...two months of this year have clutched defeat from the jaws of victory in their dying days. For January, the culprit was a spike in equity market volatility which was catalyzed – oddly – by bullish mobs on Reddit. This month, the source was a spike in interest rate volatility.
It is fascinating that in both cases the trigger for stocks to sell-off has been optimism about growth. For example, according to mainstream media, the yield on 10-year US Treasury bonds shot above 1.5% last week on fears that a very strong economic reopening will cause inflation to surge. Rising interest rates are in theory a negative for the value of long-dated assets like growth equities (Microsoft, Amazon, Tesla, etc.) because of the time value of money, hence the equity market sell off.
This media narrative is partially correct: year-over-year inflation will surge starting this month as we lap last year’s pandemic affected numbers. Meanwhile, it has become increasingly obvious that pent-up consumer savings are likely to make this summer’s economic reopening in the US absolutely spectacular:
US personal savings rate (top); Non-government US wages and salaries (bottom)
Source: Bloomberg; RBC Capital Markets, Haver Analytics
As you can see, the impact of January’s stimulus cheques on an already very high US consumer savings rate is clear, and recall that savings rates are cumulative. The second chart shows that a healthy consumer is not just a function of government largesse – underlying employment and wage conditions are meaningfully stronger than a typical post-recession period, and far better than after Financial Crisis. This will be a very different recovery than what was experienced last decade, and it will be the first recession in memory from which we emerge with consumers that are cashed-up and eager to spend.
The rest of last week’s narrative on rising interest rates is false, however. Interest rates have not risen in anticipation of inflation. They have instead increased on the belief that this summer’s economic recovery could prove so powerful that the Federal Reserve will have no choice but to raise rates sooner than planned. This is an important difference: what changed last week wasn’t a belief that central banks will “fall behind the curve”, but rather that strong economic growth is going to be even stronger than previously thought. This explains the past week’s spike in nominal interest rates being mirrored by real rates:
US Treasury & TIPS yield, 10-year (normalized): Jan 31 – Feb 25, 2021
This also explains why inflation havens like gold declined during the past week – the deemed value of their inflation protection was reduced. What it doesn’t explain is the general sell off in equity markets. Contrary to popular belief, periods with steadily rising interest rates due to a booming economy have historically been wonderful times during which to own equities. Look no further than stock market returns in 2017 and 2018: the S&P 500 gained 22% during the former, and a further 10% during the latter before being derailed by a somewhat tone-deaf Fed statement about elements of monetary policy being “on auto-pilot”.

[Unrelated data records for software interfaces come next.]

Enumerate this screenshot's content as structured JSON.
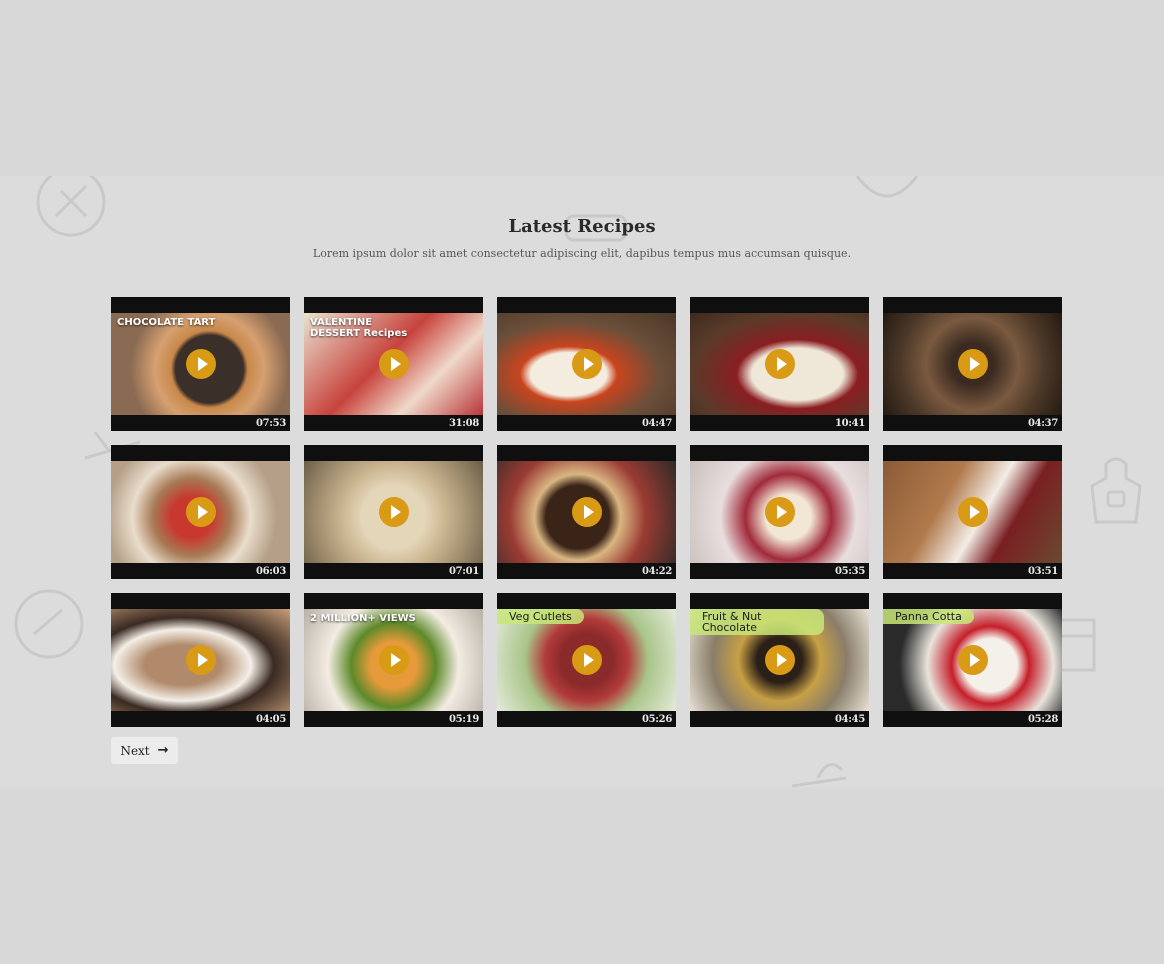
{
  "section": {
    "title": "Latest Recipes",
    "subtitle": "Lorem ipsum dolor sit amet consectetur adipiscing elit, dapibus tempus mus accumsan quisque."
  },
  "videos": [
    {
      "caption": "CHOCOLATE TART",
      "duration": "07:53"
    },
    {
      "caption": "VALENTINE DESSERT Recipes",
      "duration": "31:08"
    },
    {
      "caption": "",
      "duration": "04:47"
    },
    {
      "caption": "",
      "duration": "10:41"
    },
    {
      "caption": "",
      "duration": "04:37"
    },
    {
      "caption": "",
      "duration": "06:03"
    },
    {
      "caption": "",
      "duration": "07:01"
    },
    {
      "caption": "",
      "duration": "04:22"
    },
    {
      "caption": "",
      "duration": "05:35"
    },
    {
      "caption": "",
      "duration": "03:51"
    },
    {
      "caption": "",
      "duration": "04:05"
    },
    {
      "caption": "2 MILLION+ VIEWS",
      "duration": "05:19"
    },
    {
      "caption": "Veg Cutlets",
      "duration": "05:26"
    },
    {
      "caption": "Fruit & Nut Chocolate",
      "duration": "04:45"
    },
    {
      "caption": "Panna Cotta",
      "duration": "05:28"
    }
  ],
  "pagination": {
    "next_label": "Next",
    "next_icon": "arrow-right-icon"
  },
  "colors": {
    "accent": "#d99a16",
    "background": "#d8d8d8",
    "card": "#0f0f0f"
  }
}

Instead, for the second month in a row responsibility for equity market weakness seems to be the risk controls of quantitative trading models, which as discussed last month are often of the “shoot first, ask questions later” variety. It is interesting to observe that a hallmark of investing in the 2020’s appears to be sharper market volatility when cozy correlations break down. Not that I’m complaining – more chances to separate signal from noise equates to more opportunity. In this case, the volatility seems to very clearly be noise: the past two years’ correlation between declining interest rates and rising stock markets broke down in February, but as mentioned above, rising interest rate environments actually have a happy history with equities. Let the models adjust thrash about as they adjust to rates going up – here in the real world, the economy is raring to go. On that note, Q4 earnings season has almost concluded, and excluding the energy sector S&P 500 companies remarkably grew their earnings by 6% over the prior, pre-pandemic year.

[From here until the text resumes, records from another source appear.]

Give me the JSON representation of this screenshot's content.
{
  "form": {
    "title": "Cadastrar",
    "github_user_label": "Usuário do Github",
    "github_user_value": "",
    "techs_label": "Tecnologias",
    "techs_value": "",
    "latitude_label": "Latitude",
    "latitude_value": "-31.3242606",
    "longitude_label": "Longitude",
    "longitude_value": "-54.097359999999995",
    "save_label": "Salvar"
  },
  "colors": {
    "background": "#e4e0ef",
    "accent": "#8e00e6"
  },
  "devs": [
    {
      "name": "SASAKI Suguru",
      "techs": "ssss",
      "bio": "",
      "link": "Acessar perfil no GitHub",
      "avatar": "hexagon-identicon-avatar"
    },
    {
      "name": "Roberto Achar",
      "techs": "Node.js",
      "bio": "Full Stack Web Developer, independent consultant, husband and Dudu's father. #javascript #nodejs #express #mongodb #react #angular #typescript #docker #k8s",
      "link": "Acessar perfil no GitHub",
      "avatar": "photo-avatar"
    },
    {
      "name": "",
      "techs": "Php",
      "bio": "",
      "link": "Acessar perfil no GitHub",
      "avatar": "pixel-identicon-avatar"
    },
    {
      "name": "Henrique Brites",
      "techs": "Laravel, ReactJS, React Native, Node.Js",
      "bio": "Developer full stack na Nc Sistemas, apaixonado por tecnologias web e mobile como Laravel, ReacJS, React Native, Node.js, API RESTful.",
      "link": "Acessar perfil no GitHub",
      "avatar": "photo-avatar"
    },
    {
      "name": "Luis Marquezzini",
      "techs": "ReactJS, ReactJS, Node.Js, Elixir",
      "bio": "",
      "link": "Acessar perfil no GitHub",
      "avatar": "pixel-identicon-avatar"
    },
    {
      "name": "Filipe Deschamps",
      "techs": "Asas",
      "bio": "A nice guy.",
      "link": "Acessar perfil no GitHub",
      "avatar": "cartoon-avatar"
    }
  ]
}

One final question worth asking about current interest rate volatility is how far it might go. An interesting aspect of today’s ultra-low, short-term rate environment is that a jump in longer-term rates implies even larger increases in the medium term. For example, using a bit of bond math, we can decompose a 10-year Treasury bond in two 5-year bonds: one that we buy at today’s low rates, and the second that we buy 5 years from now at some higher rate. As of Thursday, that implied higher rate was about 2.25%, having risen from about 1% at the end of summer.
US Treasury 5y5y Forward Rate
For context, the yield on 5-year Treasury bonds peaked out around 3% in 2018 before the Fed started its most recent cycle of rate cuts. If we were to repeat that experience – which is obviously too simplistic of an assumption, but not bad for quick context – it would imply that the next interest rate cycle is already about 2/3rds priced in. Said differently, we’re running out of interest rate related bad news…and the news actually isn’t even bad in the first place. Equity markets may have whiffed on a couple of recent pitches, but odds remain solidly in favour of the slugger connecting with the ball again soon.